A Thoughtful Argument for Mindfulness

No Two Journeys are Alike, but We are all on the same Path

When you stop and think about it, we have this moment, and then the next, and the next, but it’s inevitable that at some point, we will run out moments in this corporeal state. I remember reading Carlos Castaneda as a young man about the importance of living in the moment and the fact that death “is the only wise adviser that we have.” His was the argument for embracing all moments and that each day should be treated as one’s last, because it very well might be.

carlos castaneda quote - from "Journey to Ixtlan"Seems like a macabre subject, because the subject is so taboo in our society. But once death is accepted as inevitable fact; that it is the one thing we all share; the thing that makes all other concerns trivial–differences, hatreds, fears, cultural affectations, possessions–a moot point, there’s something very liberating about it. Another fine argument for “taking in the good” in the face of the brain’s negative bias. This knowledge can create fear, or it can create resilience–it’s up to each of us to come to terms with it. Those who choose the latter are sure to be more engaged in life than those who are swept up in the maelstrom of the former (as I know well from personal experience). I also wanted to note that these thoughts were triggered by my new friend Dan Woo, who posted this quote today:

“Do you know that disease and death must need overtake us, no matter what we are doing?… What do you wish to be doing when it overtakes you?…If you have anything better to be doing when you are so overtaken, get to work on that.” ~ Epicetus

And that brings me to this song, written by Kate Bush in 1985, called Jig of Life.


Hello, old lady.
I know your face well.
I know it well.

She says,
I’ll be sitting in your mirror.
Now is the place where the crossroads meet.
Will you look into the future?

“Never, never say goodbye
To my part of your life.
No, no, no, no, no!
Oh, oh, oh,

“Let me live!”
She said.
“C’mon and let me live, girl!”
She said,
“C’mon and let me live, girl!”
(“C’mon and let me live!”)

“This moment in time,”
(She said.)
It doesn’t belong to you,”
(She said,)
It belongs to me,

“And to your little boy and to your little girl,
And the one hand clapping:
Where on your palm is my little line,
When you’re written in mine
As an old memory?
Ooh, na-na-na-na-na-na-na-na-na-na-na-na-na-n


“Never, never say goodbye
To my part of your life.
Oh no, no, no, no, no!
Never, never, never!
Never, never let me go!”

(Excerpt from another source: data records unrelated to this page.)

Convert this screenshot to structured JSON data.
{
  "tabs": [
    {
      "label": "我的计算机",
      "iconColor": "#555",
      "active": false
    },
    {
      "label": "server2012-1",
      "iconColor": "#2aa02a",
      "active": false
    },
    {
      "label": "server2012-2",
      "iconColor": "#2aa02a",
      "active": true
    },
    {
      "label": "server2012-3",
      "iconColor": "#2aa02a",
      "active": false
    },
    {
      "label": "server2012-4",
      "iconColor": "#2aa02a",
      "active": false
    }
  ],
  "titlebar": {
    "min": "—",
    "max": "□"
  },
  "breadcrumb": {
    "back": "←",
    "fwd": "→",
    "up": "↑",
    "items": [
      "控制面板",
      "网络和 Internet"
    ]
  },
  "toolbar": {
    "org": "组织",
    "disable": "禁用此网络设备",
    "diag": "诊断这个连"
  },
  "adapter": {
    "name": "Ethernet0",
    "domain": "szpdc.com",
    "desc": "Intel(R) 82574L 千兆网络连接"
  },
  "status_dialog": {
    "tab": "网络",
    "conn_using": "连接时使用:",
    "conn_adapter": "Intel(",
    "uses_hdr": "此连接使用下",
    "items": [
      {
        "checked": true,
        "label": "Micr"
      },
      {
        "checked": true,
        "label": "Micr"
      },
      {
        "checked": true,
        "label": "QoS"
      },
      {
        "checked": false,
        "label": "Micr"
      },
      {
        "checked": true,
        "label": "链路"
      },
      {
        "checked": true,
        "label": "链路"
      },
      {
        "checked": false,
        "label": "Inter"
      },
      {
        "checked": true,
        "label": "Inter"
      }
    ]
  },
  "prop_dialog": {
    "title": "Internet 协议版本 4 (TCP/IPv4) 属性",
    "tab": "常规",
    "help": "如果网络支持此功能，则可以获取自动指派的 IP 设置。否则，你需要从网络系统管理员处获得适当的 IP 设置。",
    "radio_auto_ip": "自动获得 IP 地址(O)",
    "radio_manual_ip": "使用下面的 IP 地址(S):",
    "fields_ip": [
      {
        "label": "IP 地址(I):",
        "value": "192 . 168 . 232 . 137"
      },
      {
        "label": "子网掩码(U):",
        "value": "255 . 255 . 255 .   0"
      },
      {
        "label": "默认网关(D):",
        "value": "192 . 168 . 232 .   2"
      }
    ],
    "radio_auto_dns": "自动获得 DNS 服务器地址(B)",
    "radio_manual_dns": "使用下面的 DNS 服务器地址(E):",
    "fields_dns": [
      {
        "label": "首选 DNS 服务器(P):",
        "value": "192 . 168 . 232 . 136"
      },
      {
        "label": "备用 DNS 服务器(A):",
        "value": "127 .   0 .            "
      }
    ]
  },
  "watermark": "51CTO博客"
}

She said,
“C’mon and let me live, girl!’
(“C’mon and let me live!”)
She said,
“C’mon and let me live, girl!”
(“C’mon and let me live!”)

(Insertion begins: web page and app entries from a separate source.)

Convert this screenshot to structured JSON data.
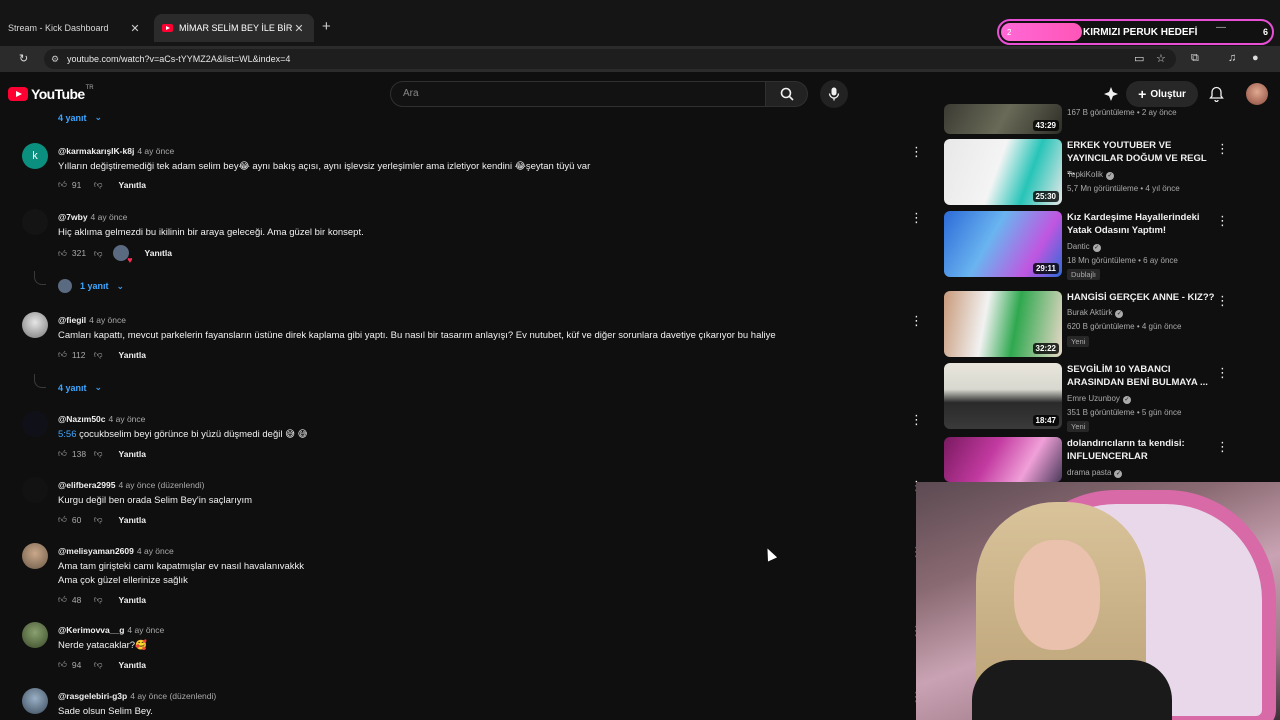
{
  "browser": {
    "tabs": [
      {
        "label": "Stream - Kick Dashboard"
      },
      {
        "label": "MİMAR SELİM BEY İLE BİR TAKI"
      }
    ],
    "url": "youtube.com/watch?v=aCs-tYYMZ2A&list=WL&index=4"
  },
  "overlay": {
    "goal_label": "KIRMIZI PERUK HEDEFİ",
    "goal_current": "2",
    "goal_target": "6",
    "goal_progress_fraction": 0.3
  },
  "youtube": {
    "logo_text": "YouTube",
    "logo_region": "TR",
    "search_placeholder": "Ara",
    "create_label": "Oluştur"
  },
  "comments": {
    "top_replies_label": "4 yanıt",
    "items": [
      {
        "author": "@karmakarışIK-k8j",
        "time": "4 ay önce",
        "lines": [
          "Yılların değiştiremediği tek adam selim bey😂 aynı bakış açısı, aynı işlevsiz yerleşimler ama izletiyor kendini 😂şeytan tüyü var"
        ],
        "likes": "91",
        "reply_label": "Yanıtla",
        "avatar_letter": "k",
        "avatar_color": "#0b8f7e"
      },
      {
        "author": "@7wby",
        "time": "4 ay önce",
        "lines": [
          "Hiç aklıma gelmezdi bu ikilinin bir araya geleceği. Ama güzel bir konsept."
        ],
        "likes": "321",
        "reply_label": "Yanıtla",
        "replies_label": "1 yanıt",
        "avatar_color": "#141414"
      },
      {
        "author": "@fiegil",
        "time": "4 ay önce",
        "lines": [
          "Camları kapattı, mevcut parkelerin fayansların üstüne direk kaplama gibi yaptı. Bu nasıl bir tasarım anlayışı? Ev nutubet, küf ve diğer sorunlara davetiye çıkarıyor bu haliye"
        ],
        "likes": "112",
        "reply_label": "Yanıtla",
        "replies_label": "4 yanıt",
        "avatar_color": "#d0d0d0"
      },
      {
        "author": "@Nazım50c",
        "time": "4 ay önce",
        "timestamp_link": "5:56",
        "lines": [
          " çocukbselim beyi görünce bi yüzü düşmedi değil 😅 😅"
        ],
        "likes": "138",
        "reply_label": "Yanıtla",
        "avatar_color": "#101018"
      },
      {
        "author": "@elifbera2995",
        "time": "4 ay önce (düzenlendi)",
        "lines": [
          "Kurgu değil ben orada Selim Bey'in  saçlarıyım"
        ],
        "likes": "60",
        "reply_label": "Yanıtla",
        "avatar_color": "#121212"
      },
      {
        "author": "@melisyaman2609",
        "time": "4 ay önce",
        "lines": [
          "Ama tam girişteki camı kapatmışlar ev nasıl havalanıvakkk",
          "Ama çok güzel ellerinize sağlık"
        ],
        "likes": "48",
        "reply_label": "Yanıtla",
        "avatar_color": "#6b5a48"
      },
      {
        "author": "@Kerimovva__g",
        "time": "4 ay önce",
        "lines": [
          "Nerde yatacaklar?🥰"
        ],
        "likes": "94",
        "reply_label": "Yanıtla",
        "avatar_color": "#4a5a38"
      },
      {
        "author": "@rasgelebiri-g3p",
        "time": "4 ay önce (düzenlendi)",
        "lines": [
          "Sade olsun Selim Bey."
        ],
        "likes": "",
        "reply_label": "Yanıtla",
        "avatar_color": "#5a6a7a"
      }
    ]
  },
  "sidebar": {
    "videos": [
      {
        "title": "",
        "channel": "",
        "meta": "167 B görüntüleme • 2 ay önce",
        "duration": "43:29",
        "badge": "",
        "thumb": [
          "#3b3b33",
          "#6a6a58"
        ]
      },
      {
        "title": "ERKEK YOUTUBER VE YAYINCILAR DOĞUM VE REGL ...",
        "channel": "TepkiKolik",
        "meta": "5,7 Mn görüntüleme • 4 yıl önce",
        "duration": "25:30",
        "badge": "",
        "thumb": [
          "#e8e8e8",
          "#27c4b8"
        ]
      },
      {
        "title": "Kız Kardeşime Hayallerindeki Yatak Odasını Yaptım!",
        "channel": "Dantic",
        "meta": "18 Mn görüntüleme • 6 ay önce",
        "duration": "29:11",
        "badge": "Dublajlı",
        "thumb": [
          "#2c6bd8",
          "#c056e0"
        ]
      },
      {
        "title": "HANGİSİ GERÇEK ANNE - KIZ??",
        "channel": "Burak Aktürk",
        "meta": "620 B görüntüleme • 4 gün önce",
        "duration": "32:22",
        "badge": "Yeni",
        "thumb": [
          "#f2f2f2",
          "#2fa84f"
        ]
      },
      {
        "title": "SEVGİLİM 10 YABANCI ARASINDAN BENİ BULMAYA ...",
        "channel": "Emre Uzunboy",
        "meta": "351 B görüntüleme • 5 gün önce",
        "duration": "18:47",
        "badge": "Yeni",
        "thumb": [
          "#d8d8d0",
          "#2a2a2a"
        ]
      },
      {
        "title": "dolandırıcıların ta kendisi: INFLUENCERLAR",
        "channel": "drama pasta",
        "meta": "",
        "duration": "",
        "badge": "",
        "thumb": [
          "#c23aa0",
          "#f0a0d8"
        ]
      }
    ]
  },
  "colors": {
    "background": "#0f0f0f",
    "link": "#3ea6ff",
    "goal_border": "#e94fd6"
  }
}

I put this moment…………………………..he­re.
I put this moment………………..here.
I put this moment–

“Over here!
“Over here!
Can’t you see where memories are kept bright?
Tripping on the water like a laughing girl.
Time in her eyes is spawning past life,
One with the ocean and the woman unfurled,
Holding all the love that waits for you here.
Catch us now for I am your future.
A kiss on the wind and we’ll make the land.
Come over here to where When lingers,
Waiting in this empty world,
Waiting for Then, when the lifespray cools.
For Now does ride in on the curl of the wave,
And you will dance with me in the sunlit pools.
We are of the going water and the gone.
We are of water in the holy land of water
And all that’s to come runs in
With the thrust on the strand.”

“Columbia now nine times the speed of sound.”
“Roger that, Dan, I’ve got a solid TACAN
locked on, uh, TACAN twenty-three.”
“The, uh, tracking data, map data and pre-planned
trajectory are all one line on the block”

Yours in mental hygiene,

web logo evol

 The Ancient Brain and Modern Mindfulness

Leave a Reply